BOSTON — Red Sox chairman Tom Werner doesn’t seem to be the biggest fan of the the Yankees, MLB disciplinarian Joe Torre, and players who can’t take criticism from broadcasters.

In a spot Thursday with WEEI, Werner made clear David Price’s handling of Dennis Eckersley was unprofessional.

“Boston is a tough place to play,” Werner said on WEEI’s Ordway, Merlonia and Fauria. “Some players thrive here, and some players don’t. Get a thicker skin. My feeling is, let the broadcasts be honest, be personable, informative, and get over it if you think a certain announcer took a shot at you.”

“I thought there was a way of handling that. It wasn’t handled appropriately. If I’ve got a problem with Lou [Merloni], and I hear something he says on the radio, I’ll say to Lou, ‘That wasn’t fair.’ ”

Werner also called the team’s relationship with the Yankees “frosty” following the public sign-stealing saga that resulted in fines for both clubs.

“The fact is, I do think this was a minor technical violation,” Werner said. “I start with the fact that this was unfortunately raised to a level it never should have been raised to.”

Werner also insinuated he did not approve of how MLB and Torre handled the disciplining of Yankees catcher Gary Sanchez, who receieved a four-game suspension for his part in a fight against the Tigers (reduced on appeal to three games).

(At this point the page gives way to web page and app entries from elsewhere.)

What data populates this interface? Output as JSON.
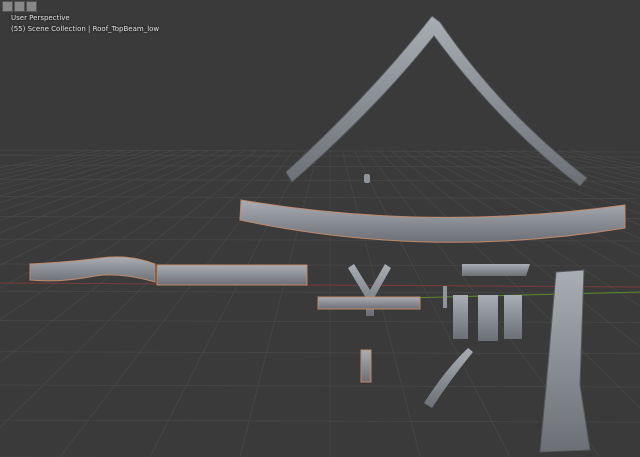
{
  "viewport": {
    "view_name": "User Perspective",
    "collection_info": "(55) Scene Collection | Roof_TopBeam_low"
  },
  "toolbar": {
    "icons": [
      "object-mode-icon",
      "shading-icon",
      "overlay-icon"
    ]
  },
  "colors": {
    "background": "#3a3a3a",
    "grid": "#474747",
    "x_axis": "#8a3a3a",
    "y_axis": "#5a8a2a",
    "mesh": "#8f949a"
  }
}
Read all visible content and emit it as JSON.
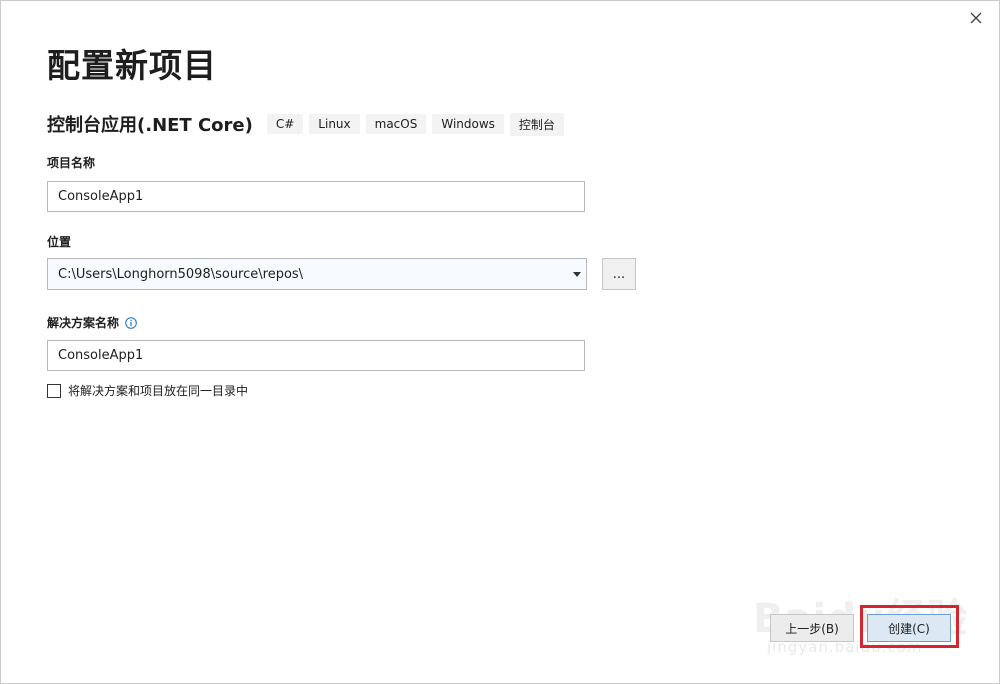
{
  "dialog": {
    "title": "配置新项目",
    "close_icon": "close-icon"
  },
  "template": {
    "name": "控制台应用(.NET Core)",
    "tags": [
      "C#",
      "Linux",
      "macOS",
      "Windows",
      "控制台"
    ]
  },
  "project_name": {
    "label": "项目名称",
    "value": "ConsoleApp1"
  },
  "location": {
    "label": "位置",
    "value": "C:\\Users\\Longhorn5098\\source\\repos\\",
    "browse_label": "..."
  },
  "solution_name": {
    "label": "解决方案名称",
    "info_icon": "info-icon",
    "value": "ConsoleApp1"
  },
  "same_directory": {
    "label": "将解决方案和项目放在同一目录中",
    "checked": false
  },
  "footer": {
    "back_label": "上一步(B)",
    "create_label": "创建(C)"
  },
  "watermark": {
    "brand": "Baidu经验",
    "url": "jingyan.baidu.com"
  },
  "colors": {
    "highlight": "#d3262f",
    "info": "#1a73c9",
    "primary_button_border": "#6d9fd3"
  }
}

“Do you think Gary Sanchez got an appropriate punishment?” Werner asked.